The problem for that oh-so-ready-to-be-grown-up teen is that mom and dad generally aren't so keen on the idea of an underage shack-up. What's an independent-minded teen to do?
Or perhaps more importantly, what can parents do to prevent this scenario?
Assuming the teenager is still under 18, there are some things you can do as a parent in this situation. It's not an ideal situation, but the law is, generally speaking, on your side.
A child under 18 is still technically under the legal control of her parents, which means they can decide things like where she lives.
If your child wants to move out and hasn't turned 18 yet, then she legally can't do it without your permission unless the child is emancipated. The emancipation process takes a while, and parents do get a chance to object if they wish.
In general, asking for emancipation just to move in with a boyfriend or girlfriend won't fly in court. Minors must prove they are financially independent as part of the process.
But while legally you have a right to make your children live at home until age 18, it may be hard to enforce that under the law.

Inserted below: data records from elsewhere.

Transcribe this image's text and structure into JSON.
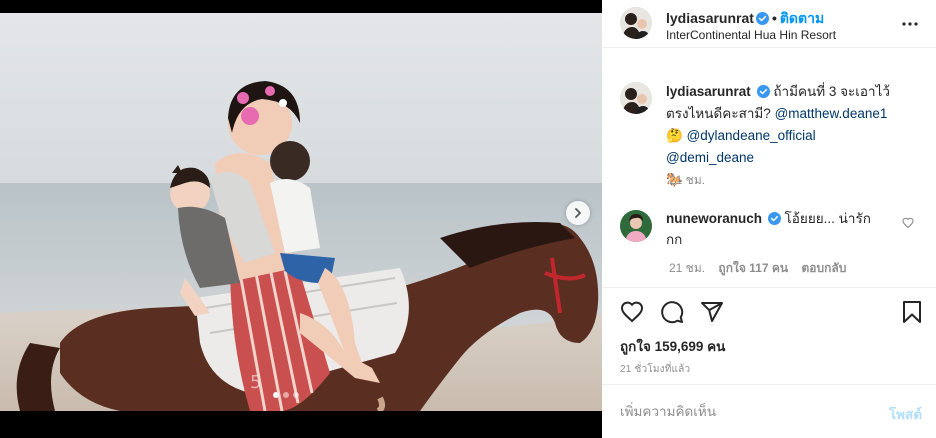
{
  "post": {
    "username": "lydiasarunrat",
    "follow_label": "ติดตาม",
    "separator": "•",
    "location": "InterContinental Hua Hin Resort"
  },
  "caption": {
    "username": "lydiasarunrat",
    "text_1": "ถ้ามีคนที่ 3 จะเอาไว้ตรงไหนดีคะสามี?",
    "mention_1": "@matthew.deane1",
    "emoji_1": "🤔",
    "mention_2": "@dylandeane_official",
    "mention_3": "@demi_deane",
    "emoji_2": "🐎",
    "time": "21 ชม."
  },
  "comments": [
    {
      "username": "nuneworanuch",
      "text": "โอ้ยยย... น่ารักกก",
      "time": "21 ชม.",
      "likes": "ถูกใจ 117 คน",
      "reply_label": "ตอบกลับ"
    }
  ],
  "stats": {
    "likes": "ถูกใจ 159,699 คน",
    "time_ago": "21 ชั่วโมงที่แล้ว"
  },
  "comment_box": {
    "placeholder": "เพิ่มความคิดเห็น",
    "post_label": "โพสต์"
  },
  "carousel": {
    "total": 3,
    "active_index": 0
  },
  "colors": {
    "accent": "#0095f6",
    "verified": "#3897f0",
    "mention": "#00376b",
    "muted": "#8e8e8e",
    "post_disabled": "#b2dffc"
  },
  "icons": [
    "next-arrow-icon",
    "verified-badge-icon",
    "more-options-icon",
    "heart-icon",
    "comment-icon",
    "share-icon",
    "bookmark-icon"
  ]
}
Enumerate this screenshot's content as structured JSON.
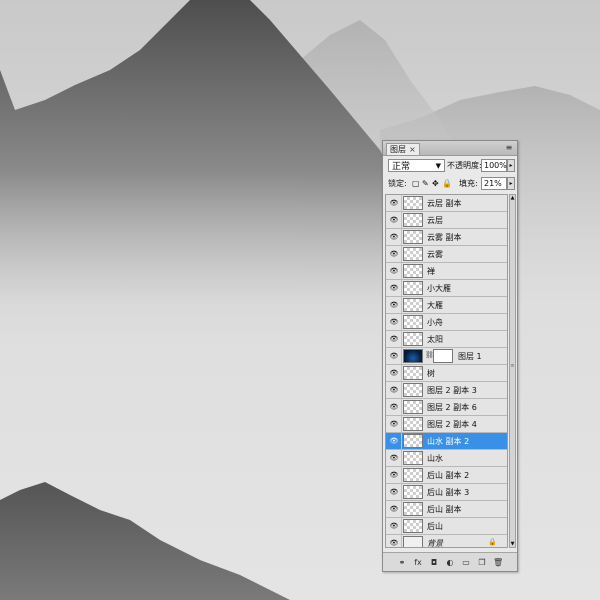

If your child moves out without your permission, you have several options. You could report the situation to the Department of Family and Children Services. But there's likely not much they can do for older children. A 17-year-old is almost too old to take into the foster system, so courts may be unlikely to intervene.
You can also call the police to force your child to come home. If you can get officers to respond, the experience may be embarrassing and intimidating enough to keep your kid at home.
Even if your child moves out without your permission, or tries to, keep in mind that as a parent you are financially responsible for your child until he or she turns 18. That applies no matter where the child lives.
If the issue comes before a court, you may be able to argue that you would only provide funding if the child came back home and followed your rules. But if your child ends up broke and malnourished, that may not be enough to avoid legal consequences.
When your child wants to assert her independence, a good heart-to-heart talk may be enough to prevent any foolish choices she'll regret. But if it's not, at least the law will support you.
Meeting with a lawyer can help you understand your options and how to best protect your rights. Visit our attorney directory to find a lawyer near you who can help.